WORKING DATA:
- - - -

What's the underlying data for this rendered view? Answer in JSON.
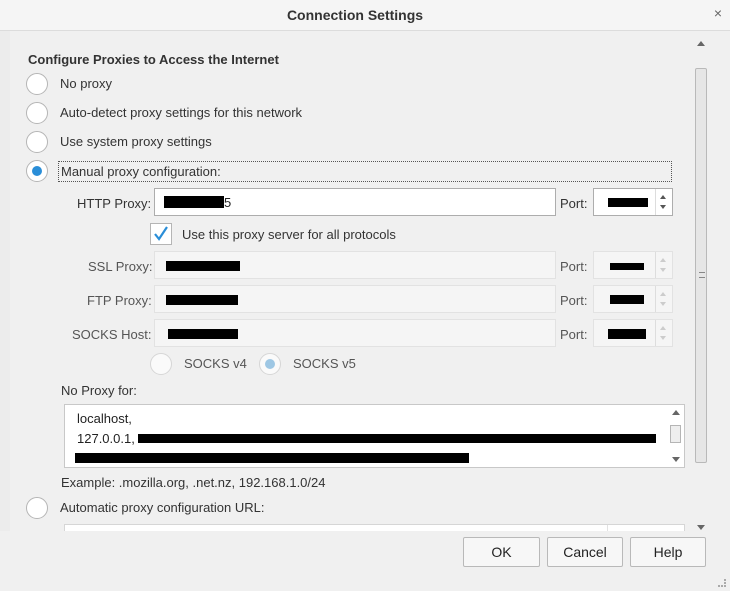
{
  "dialog": {
    "title": "Connection Settings",
    "close_glyph": "×"
  },
  "section": {
    "heading": "Configure Proxies to Access the Internet"
  },
  "proxy_options": {
    "no_proxy": "No proxy",
    "auto_detect": "Auto-detect proxy settings for this network",
    "system": "Use system proxy settings",
    "manual": "Manual proxy configuration:",
    "auto_url": "Automatic proxy configuration URL:"
  },
  "selected_option": "manual",
  "manual": {
    "http_label": "HTTP Proxy:",
    "http_visible_tail": "5",
    "port_label": "Port:",
    "use_for_all_label": "Use this proxy server for all protocols",
    "use_for_all_checked": true,
    "ssl_label": "SSL Proxy:",
    "ftp_label": "FTP Proxy:",
    "socks_label": "SOCKS Host:",
    "socks_v4": "SOCKS v4",
    "socks_v5": "SOCKS v5",
    "socks_selected": "v5"
  },
  "no_proxy": {
    "label": "No Proxy for:",
    "lines": [
      "localhost,",
      "127.0.0.1,"
    ],
    "example": "Example: .mozilla.org, .net.nz, 192.168.1.0/24"
  },
  "buttons": {
    "ok": "OK",
    "cancel": "Cancel",
    "help": "Help"
  },
  "colors": {
    "accent": "#2a8ed8",
    "background": "#f0f0f0"
  }
}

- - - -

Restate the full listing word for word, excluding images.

What's the underlying data for this rendered view? Answer in JSON.
{
  "dialog": {
    "title": "Connection Settings",
    "close_glyph": "×"
  },
  "section": {
    "heading": "Configure Proxies to Access the Internet"
  },
  "proxy_options": {
    "no_proxy": "No proxy",
    "auto_detect": "Auto-detect proxy settings for this network",
    "system": "Use system proxy settings",
    "manual": "Manual proxy configuration:",
    "auto_url": "Automatic proxy configuration URL:"
  },
  "selected_option": "manual",
  "manual": {
    "http_label": "HTTP Proxy:",
    "http_visible_tail": "5",
    "port_label": "Port:",
    "use_for_all_label": "Use this proxy server for all protocols",
    "use_for_all_checked": true,
    "ssl_label": "SSL Proxy:",
    "ftp_label": "FTP Proxy:",
    "socks_label": "SOCKS Host:",
    "socks_v4": "SOCKS v4",
    "socks_v5": "SOCKS v5",
    "socks_selected": "v5"
  },
  "no_proxy": {
    "label": "No Proxy for:",
    "lines": [
      "localhost,",
      "127.0.0.1,"
    ],
    "example": "Example: .mozilla.org, .net.nz, 192.168.1.0/24"
  },
  "buttons": {
    "ok": "OK",
    "cancel": "Cancel",
    "help": "Help"
  },
  "colors": {
    "accent": "#2a8ed8",
    "background": "#f0f0f0"
  }
}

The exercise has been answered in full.